The concept of the mountain ranges of the southwest as sky islands goes back to at least 1943 when Natt N. Dodge wrote that the Chiricahua Mountains were “a mountain island in a desert sea.” Many years later the naturalist Weldon Heald used the phrase “sky island” to describe the Chiricahuas and his book from 1967 is titled Sky Island. Now a days we sling the name sky islands around rather casually, but if you take a moment to think about it, all these mountain ranges that rise thousands of feet above the desert floor are isolated and truly islands in the sky with populations of plants and animals that sometimes are found nowhere else. To leave the scruffy Chihuahua desert grassland and go up high into the hills and see plants that can be found in Canada is mind boggling, not to mention a shorter journey.
Mountain lover or Oregon boxwood is Paxistima myrsinites and it is in the Bittersweet Family, Celastraceae. It’s a common evergreen ground cover up in the shady coniferous forest of the sky islands and oh, north to Canada. Oh yeah. And I bet I have said this before, but when you travel up into the mountains from the desert floor – an example would be from Tucson to the top of the Catalina Mountains – you will go through more life zones or ecosystems than if you were to travel from Kentucky to Maine. Goodness my friends, we live a very special place.
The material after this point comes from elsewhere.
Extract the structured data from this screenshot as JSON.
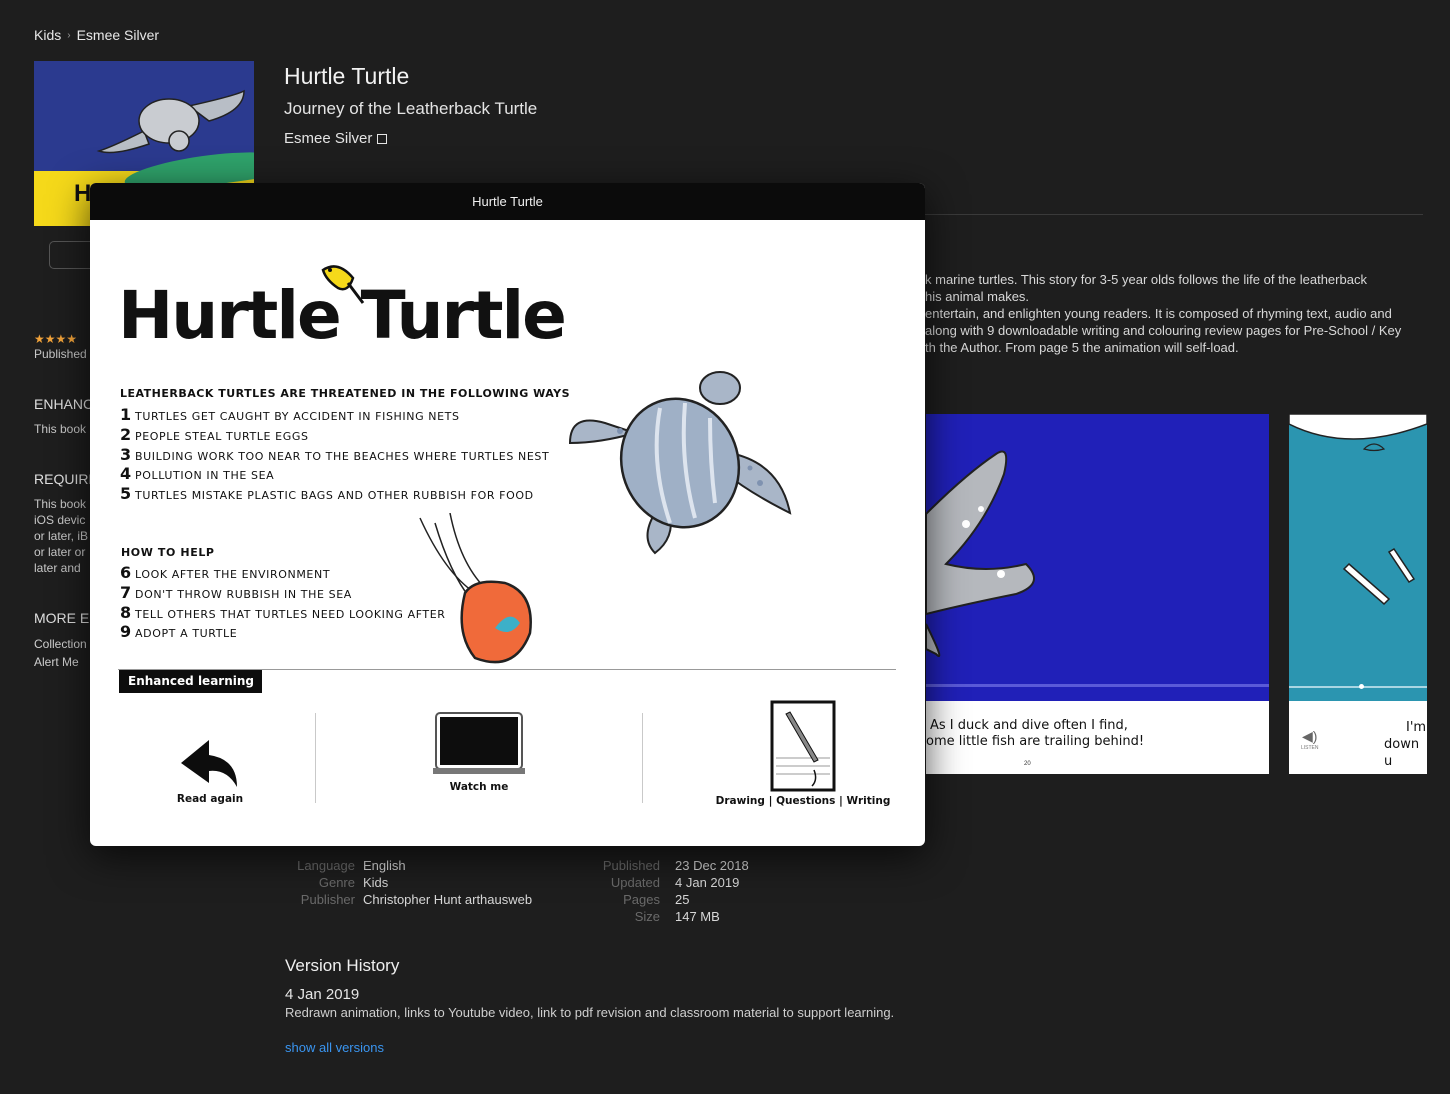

A couple notes: If the name Natt N. Dodge looks familiar, you may have one of his field guides lurking on your book shelf. The pictures of mountain lover are mine and as I looked through the other photos of plants from this particular hike I realized I need to get back up on that trail. Maybe I’ll see you there.